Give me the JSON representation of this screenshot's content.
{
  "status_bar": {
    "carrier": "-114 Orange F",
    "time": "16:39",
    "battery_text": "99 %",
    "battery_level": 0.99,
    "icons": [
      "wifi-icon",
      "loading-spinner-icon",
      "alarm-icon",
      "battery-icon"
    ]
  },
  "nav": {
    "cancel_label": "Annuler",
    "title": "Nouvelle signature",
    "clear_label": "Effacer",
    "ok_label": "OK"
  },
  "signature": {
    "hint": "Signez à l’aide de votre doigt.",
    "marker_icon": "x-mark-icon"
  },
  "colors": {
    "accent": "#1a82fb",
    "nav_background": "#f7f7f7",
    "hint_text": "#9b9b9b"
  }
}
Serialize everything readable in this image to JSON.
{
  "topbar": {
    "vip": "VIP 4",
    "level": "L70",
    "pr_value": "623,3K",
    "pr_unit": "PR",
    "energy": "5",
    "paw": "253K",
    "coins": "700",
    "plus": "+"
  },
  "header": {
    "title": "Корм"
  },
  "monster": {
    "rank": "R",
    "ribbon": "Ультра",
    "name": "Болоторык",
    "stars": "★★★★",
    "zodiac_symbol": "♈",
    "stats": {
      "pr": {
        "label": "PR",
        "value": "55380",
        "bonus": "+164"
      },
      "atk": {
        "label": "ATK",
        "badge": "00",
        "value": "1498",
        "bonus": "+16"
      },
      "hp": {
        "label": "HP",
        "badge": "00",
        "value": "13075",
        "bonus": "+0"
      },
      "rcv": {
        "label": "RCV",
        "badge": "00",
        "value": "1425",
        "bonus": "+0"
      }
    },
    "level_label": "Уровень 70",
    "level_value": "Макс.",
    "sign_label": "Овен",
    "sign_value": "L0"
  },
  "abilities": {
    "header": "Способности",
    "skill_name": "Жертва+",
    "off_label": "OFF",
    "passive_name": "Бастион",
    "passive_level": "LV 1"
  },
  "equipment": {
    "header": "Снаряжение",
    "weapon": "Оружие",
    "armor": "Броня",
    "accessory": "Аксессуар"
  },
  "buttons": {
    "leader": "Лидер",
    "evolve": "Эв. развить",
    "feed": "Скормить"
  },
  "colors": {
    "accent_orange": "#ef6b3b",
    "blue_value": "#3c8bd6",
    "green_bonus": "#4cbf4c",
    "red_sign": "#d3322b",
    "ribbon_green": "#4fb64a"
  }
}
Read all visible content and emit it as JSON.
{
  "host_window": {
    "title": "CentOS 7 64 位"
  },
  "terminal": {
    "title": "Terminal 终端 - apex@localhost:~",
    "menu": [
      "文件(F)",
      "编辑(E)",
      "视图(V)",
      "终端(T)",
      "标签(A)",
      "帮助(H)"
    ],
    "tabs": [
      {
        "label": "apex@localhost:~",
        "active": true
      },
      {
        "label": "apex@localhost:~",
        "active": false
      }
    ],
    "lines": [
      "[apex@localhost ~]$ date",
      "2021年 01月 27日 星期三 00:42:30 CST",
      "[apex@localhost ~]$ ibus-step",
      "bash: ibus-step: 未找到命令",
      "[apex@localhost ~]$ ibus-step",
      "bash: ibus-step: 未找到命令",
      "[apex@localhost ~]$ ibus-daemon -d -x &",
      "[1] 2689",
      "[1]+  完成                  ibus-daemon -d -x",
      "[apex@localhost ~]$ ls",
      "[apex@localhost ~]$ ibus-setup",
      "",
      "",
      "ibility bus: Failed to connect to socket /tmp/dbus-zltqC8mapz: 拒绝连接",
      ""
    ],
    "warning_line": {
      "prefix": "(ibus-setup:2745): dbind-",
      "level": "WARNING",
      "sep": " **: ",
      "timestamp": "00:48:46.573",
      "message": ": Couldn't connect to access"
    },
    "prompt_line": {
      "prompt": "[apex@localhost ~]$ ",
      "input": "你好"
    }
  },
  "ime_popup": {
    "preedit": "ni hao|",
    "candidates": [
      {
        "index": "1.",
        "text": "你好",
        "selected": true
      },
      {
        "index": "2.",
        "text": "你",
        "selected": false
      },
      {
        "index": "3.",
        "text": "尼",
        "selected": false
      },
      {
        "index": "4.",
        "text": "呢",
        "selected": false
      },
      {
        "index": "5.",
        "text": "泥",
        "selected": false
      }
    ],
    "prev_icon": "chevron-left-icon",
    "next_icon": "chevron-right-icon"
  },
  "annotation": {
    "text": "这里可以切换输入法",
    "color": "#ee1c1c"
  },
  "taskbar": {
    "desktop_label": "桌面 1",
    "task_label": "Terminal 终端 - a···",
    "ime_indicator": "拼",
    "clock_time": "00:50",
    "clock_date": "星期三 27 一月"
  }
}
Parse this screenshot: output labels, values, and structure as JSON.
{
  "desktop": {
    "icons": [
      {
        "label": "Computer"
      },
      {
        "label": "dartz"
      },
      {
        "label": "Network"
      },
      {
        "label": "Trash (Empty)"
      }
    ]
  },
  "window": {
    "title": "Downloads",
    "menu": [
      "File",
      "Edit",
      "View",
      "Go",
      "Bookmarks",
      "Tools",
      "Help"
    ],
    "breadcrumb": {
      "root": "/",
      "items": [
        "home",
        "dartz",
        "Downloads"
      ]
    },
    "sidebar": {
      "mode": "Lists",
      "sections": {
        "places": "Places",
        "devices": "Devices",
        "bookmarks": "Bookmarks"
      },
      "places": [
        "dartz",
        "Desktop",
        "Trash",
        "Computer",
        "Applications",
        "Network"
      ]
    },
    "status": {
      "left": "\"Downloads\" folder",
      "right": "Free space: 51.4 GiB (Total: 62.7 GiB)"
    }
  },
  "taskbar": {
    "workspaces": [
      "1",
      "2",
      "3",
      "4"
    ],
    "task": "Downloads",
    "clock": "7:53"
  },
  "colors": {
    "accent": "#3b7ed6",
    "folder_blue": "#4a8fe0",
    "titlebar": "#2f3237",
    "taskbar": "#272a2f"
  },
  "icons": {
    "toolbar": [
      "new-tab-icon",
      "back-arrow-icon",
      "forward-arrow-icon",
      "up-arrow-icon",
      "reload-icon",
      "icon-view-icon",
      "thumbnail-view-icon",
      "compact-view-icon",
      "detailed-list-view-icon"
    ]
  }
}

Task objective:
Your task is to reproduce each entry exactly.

Task answer:
Give me the JSON representation of this screenshot's content.
{
  "status_bar": {
    "carrier": "-114 Orange F",
    "time": "16:39",
    "battery_text": "99 %",
    "battery_level": 0.99,
    "icons": [
      "wifi-icon",
      "loading-spinner-icon",
      "alarm-icon",
      "battery-icon"
    ]
  },
  "nav": {
    "cancel_label": "Annuler",
    "title": "Nouvelle signature",
    "clear_label": "Effacer",
    "ok_label": "OK"
  },
  "signature": {
    "hint": "Signez à l’aide de votre doigt.",
    "marker_icon": "x-mark-icon"
  },
  "colors": {
    "accent": "#1a82fb",
    "nav_background": "#f7f7f7",
    "hint_text": "#9b9b9b"
  }
}
Serialize everything readable in this image to JSON.
{
  "topbar": {
    "vip": "VIP 4",
    "level": "L70",
    "pr_value": "623,3K",
    "pr_unit": "PR",
    "energy": "5",
    "paw": "253K",
    "coins": "700",
    "plus": "+"
  },
  "header": {
    "title": "Корм"
  },
  "monster": {
    "rank": "R",
    "ribbon": "Ультра",
    "name": "Болоторык",
    "stars": "★★★★",
    "zodiac_symbol": "♈",
    "stats": {
      "pr": {
        "label": "PR",
        "value": "55380",
        "bonus": "+164"
      },
      "atk": {
        "label": "ATK",
        "badge": "00",
        "value": "1498",
        "bonus": "+16"
      },
      "hp": {
        "label": "HP",
        "badge": "00",
        "value": "13075",
        "bonus": "+0"
      },
      "rcv": {
        "label": "RCV",
        "badge": "00",
        "value": "1425",
        "bonus": "+0"
      }
    },
    "level_label": "Уровень 70",
    "level_value": "Макс.",
    "sign_label": "Овен",
    "sign_value": "L0"
  },
  "abilities": {
    "header": "Способности",
    "skill_name": "Жертва+",
    "off_label": "OFF",
    "passive_name": "Бастион",
    "passive_level": "LV 1"
  },
  "equipment": {
    "header": "Снаряжение",
    "weapon": "Оружие",
    "armor": "Броня",
    "accessory": "Аксессуар"
  },
  "buttons": {
    "leader": "Лидер",
    "evolve": "Эв. развить",
    "feed": "Скормить"
  },
  "colors": {
    "accent_orange": "#ef6b3b",
    "blue_value": "#3c8bd6",
    "green_bonus": "#4cbf4c",
    "red_sign": "#d3322b",
    "ribbon_green": "#4fb64a"
  }
}
Read all visible content and emit it as JSON.
{
  "host_window": {
    "title": "CentOS 7 64 位"
  },
  "terminal": {
    "title": "Terminal 终端 - apex@localhost:~",
    "menu": [
      "文件(F)",
      "编辑(E)",
      "视图(V)",
      "终端(T)",
      "标签(A)",
      "帮助(H)"
    ],
    "tabs": [
      {
        "label": "apex@localhost:~",
        "active": true
      },
      {
        "label": "apex@localhost:~",
        "active": false
      }
    ],
    "lines": [
      "[apex@localhost ~]$ date",
      "2021年 01月 27日 星期三 00:42:30 CST",
      "[apex@localhost ~]$ ibus-step",
      "bash: ibus-step: 未找到命令",
      "[apex@localhost ~]$ ibus-step",
      "bash: ibus-step: 未找到命令",
      "[apex@localhost ~]$ ibus-daemon -d -x &",
      "[1] 2689",
      "[1]+  完成                  ibus-daemon -d -x",
      "[apex@localhost ~]$ ls",
      "[apex@localhost ~]$ ibus-setup",
      "",
      "",
      "ibility bus: Failed to connect to socket /tmp/dbus-zltqC8mapz: 拒绝连接",
      ""
    ],
    "warning_line": {
      "prefix": "(ibus-setup:2745): dbind-",
      "level": "WARNING",
      "sep": " **: ",
      "timestamp": "00:48:46.573",
      "message": ": Couldn't connect to access"
    },
    "prompt_line": {
      "prompt": "[apex@localhost ~]$ ",
      "input": "你好"
    }
  },
  "ime_popup": {
    "preedit": "ni hao|",
    "candidates": [
      {
        "index": "1.",
        "text": "你好",
        "selected": true
      },
      {
        "index": "2.",
        "text": "你",
        "selected": false
      },
      {
        "index": "3.",
        "text": "尼",
        "selected": false
      },
      {
        "index": "4.",
        "text": "呢",
        "selected": false
      },
      {
        "index": "5.",
        "text": "泥",
        "selected": false
      }
    ],
    "prev_icon": "chevron-left-icon",
    "next_icon": "chevron-right-icon"
  },
  "annotation": {
    "text": "这里可以切换输入法",
    "color": "#ee1c1c"
  },
  "taskbar": {
    "desktop_label": "桌面 1",
    "task_label": "Terminal 终端 - a···",
    "ime_indicator": "拼",
    "clock_time": "00:50",
    "clock_date": "星期三 27 一月"
  }
}
Parse this screenshot: output labels, values, and structure as JSON.
{
  "desktop": {
    "icons": [
      {
        "label": "Computer"
      },
      {
        "label": "dartz"
      },
      {
        "label": "Network"
      },
      {
        "label": "Trash (Empty)"
      }
    ]
  },
  "window": {
    "title": "Downloads",
    "menu": [
      "File",
      "Edit",
      "View",
      "Go",
      "Bookmarks",
      "Tools",
      "Help"
    ],
    "breadcrumb": {
      "root": "/",
      "items": [
        "home",
        "dartz",
        "Downloads"
      ]
    },
    "sidebar": {
      "mode": "Lists",
      "sections": {
        "places": "Places",
        "devices": "Devices",
        "bookmarks": "Bookmarks"
      },
      "places": [
        "dartz",
        "Desktop",
        "Trash",
        "Computer",
        "Applications",
        "Network"
      ]
    },
    "status": {
      "left": "\"Downloads\" folder",
      "right": "Free space: 51.4 GiB (Total: 62.7 GiB)"
    }
  },
  "taskbar": {
    "workspaces": [
      "1",
      "2",
      "3",
      "4"
    ],
    "task": "Downloads",
    "clock": "7:53"
  },
  "colors": {
    "accent": "#3b7ed6",
    "folder_blue": "#4a8fe0",
    "titlebar": "#2f3237",
    "taskbar": "#272a2f"
  },
  "icons": {
    "toolbar": [
      "new-tab-icon",
      "back-arrow-icon",
      "forward-arrow-icon",
      "up-arrow-icon",
      "reload-icon",
      "icon-view-icon",
      "thumbnail-view-icon",
      "compact-view-icon",
      "detailed-list-view-icon"
    ]
  }
}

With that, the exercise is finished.